Data for processing.
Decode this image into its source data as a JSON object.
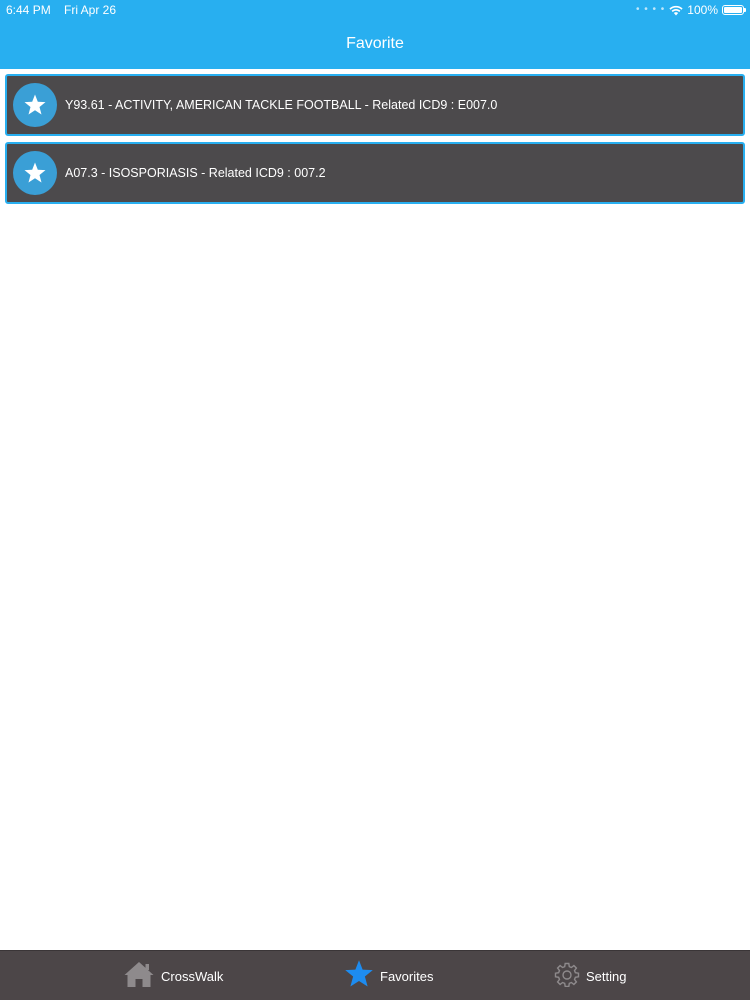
{
  "status_bar": {
    "time": "6:44 PM",
    "date": "Fri Apr 26",
    "battery": "100%",
    "icons": [
      "signal-dots",
      "wifi-icon",
      "battery-icon"
    ]
  },
  "nav": {
    "title": "Favorite"
  },
  "favorites": [
    {
      "icon": "star-icon",
      "text": "Y93.61 - ACTIVITY, AMERICAN TACKLE FOOTBALL - Related ICD9 : E007.0"
    },
    {
      "icon": "star-icon",
      "text": "A07.3 - ISOSPORIASIS - Related ICD9 : 007.2"
    }
  ],
  "tabs": [
    {
      "label": "CrossWalk",
      "icon": "home-icon",
      "selected": false
    },
    {
      "label": "Favorites",
      "icon": "star-icon",
      "selected": true
    },
    {
      "label": "Setting",
      "icon": "gear-icon",
      "selected": false
    }
  ],
  "colors": {
    "header_blue": "#28aff0",
    "row_background": "#4c4a4c",
    "star_badge": "#3a9fd6",
    "tab_bar": "#4c4648",
    "tab_selected_icon": "#1d8cf0",
    "tab_icon_gray": "#8e8a8c"
  }
}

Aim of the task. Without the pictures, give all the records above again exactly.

Result for this task.
Decode this image into its source data as a JSON object.
{
  "status_bar": {
    "time": "6:44 PM",
    "date": "Fri Apr 26",
    "battery": "100%",
    "icons": [
      "signal-dots",
      "wifi-icon",
      "battery-icon"
    ]
  },
  "nav": {
    "title": "Favorite"
  },
  "favorites": [
    {
      "icon": "star-icon",
      "text": "Y93.61 - ACTIVITY, AMERICAN TACKLE FOOTBALL - Related ICD9 : E007.0"
    },
    {
      "icon": "star-icon",
      "text": "A07.3 - ISOSPORIASIS - Related ICD9 : 007.2"
    }
  ],
  "tabs": [
    {
      "label": "CrossWalk",
      "icon": "home-icon",
      "selected": false
    },
    {
      "label": "Favorites",
      "icon": "star-icon",
      "selected": true
    },
    {
      "label": "Setting",
      "icon": "gear-icon",
      "selected": false
    }
  ],
  "colors": {
    "header_blue": "#28aff0",
    "row_background": "#4c4a4c",
    "star_badge": "#3a9fd6",
    "tab_bar": "#4c4648",
    "tab_selected_icon": "#1d8cf0",
    "tab_icon_gray": "#8e8a8c"
  }
}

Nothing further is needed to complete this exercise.